Mute: The Silence of Dogs in Cars

If you've ever left your dog alone in a car and seen "the look," or if you've seen these expressions on other dogs in cars...

Maria Goodavage  |  Jan 4th 2011


If you’ve ever left your dog alone in a car and seen “the look,” or if you’ve seen these expressions on other dogs in cars by themselves, the photos of Martin Usborne will resonate with you. They are absolutely beautiful, and convey an array of emotions from those left behind in a giant fishbowl with soft seats. I’ll intersperse some of this photos from Usborne’s “Mute” project with his words about how these photos came to be. You can see more of the photos from this series on his site. He does stunning work, regardless of the subject. Be sure to sniff around beyond the photos from this project.

Words and Photos by Martin Usborne

I was once left in a car at a young age.

I don’t know when or where or for how long, possibly at the age of four, perhaps outside Tesco’s, probably for fifteen minutes only. The details don’t matter. The point is that I wondered if anyone would come back. It seems trivial now but in a child’s mind it is possible to be alone forever.

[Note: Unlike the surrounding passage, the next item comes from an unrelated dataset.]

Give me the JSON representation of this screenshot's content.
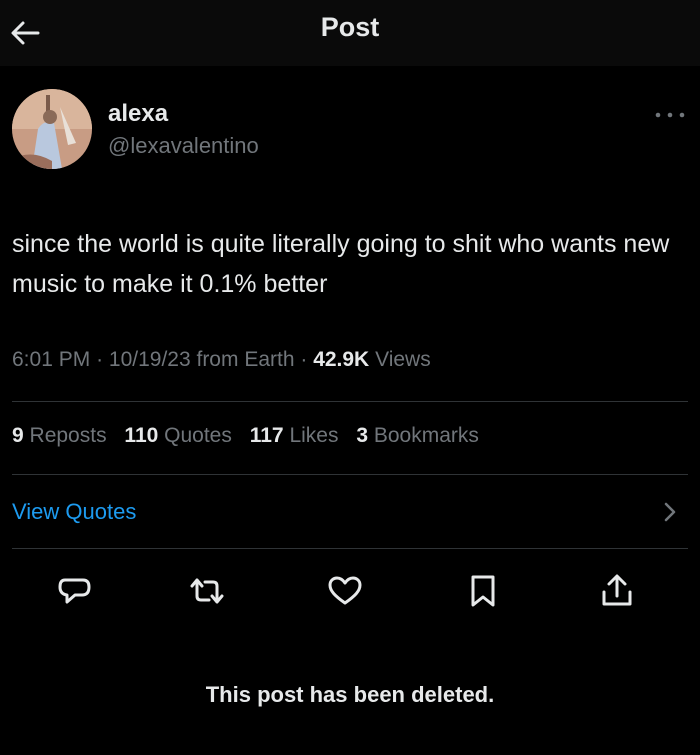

Around the same age I began to feel a deep affinity with animals – in particular their plight at the hands of humans. I remember watching TV and seeing footage of a dog being put in a plastic bag and being kicked. What appalled me most was that the dog could not speak back. Its muteness terrified me.

I should say that I was a well-loved child and never abandoned and yet it is clear that both these experiences arose from the same place deep inside me: a fear of being alone and unheard. Perhaps this is a fear we all share at some level, I am not sure.

The images in this series explore that feeling, both in relation to myself and to animals in general. The camera is the perfect tool for capturing a sense of silence and longing: the shutter freezes the subject for ever and two layers of glass are placed between the viewer and the viewed: the glass of the lens, the glass of the picture frame and, in this instance, the glass of the car window further isolates the animal. The dog is truly trapped.

When I started this project I knew the photos would be dark. What I didn’t expect was to see so many subtle reactions by the dogs: some sad, some expectant, some angry, some dejected. It was as if upon opening up a box of grey-coloured pencils I was surprised to see so many shades inside.

I hope that these pictures are engaging and perhaps a little amusing. I want to show that there is life in the dark places within us.

(I want to thank Top Dogster Dog Ted Rheingold for the heads up on these amazingly evocative photos.)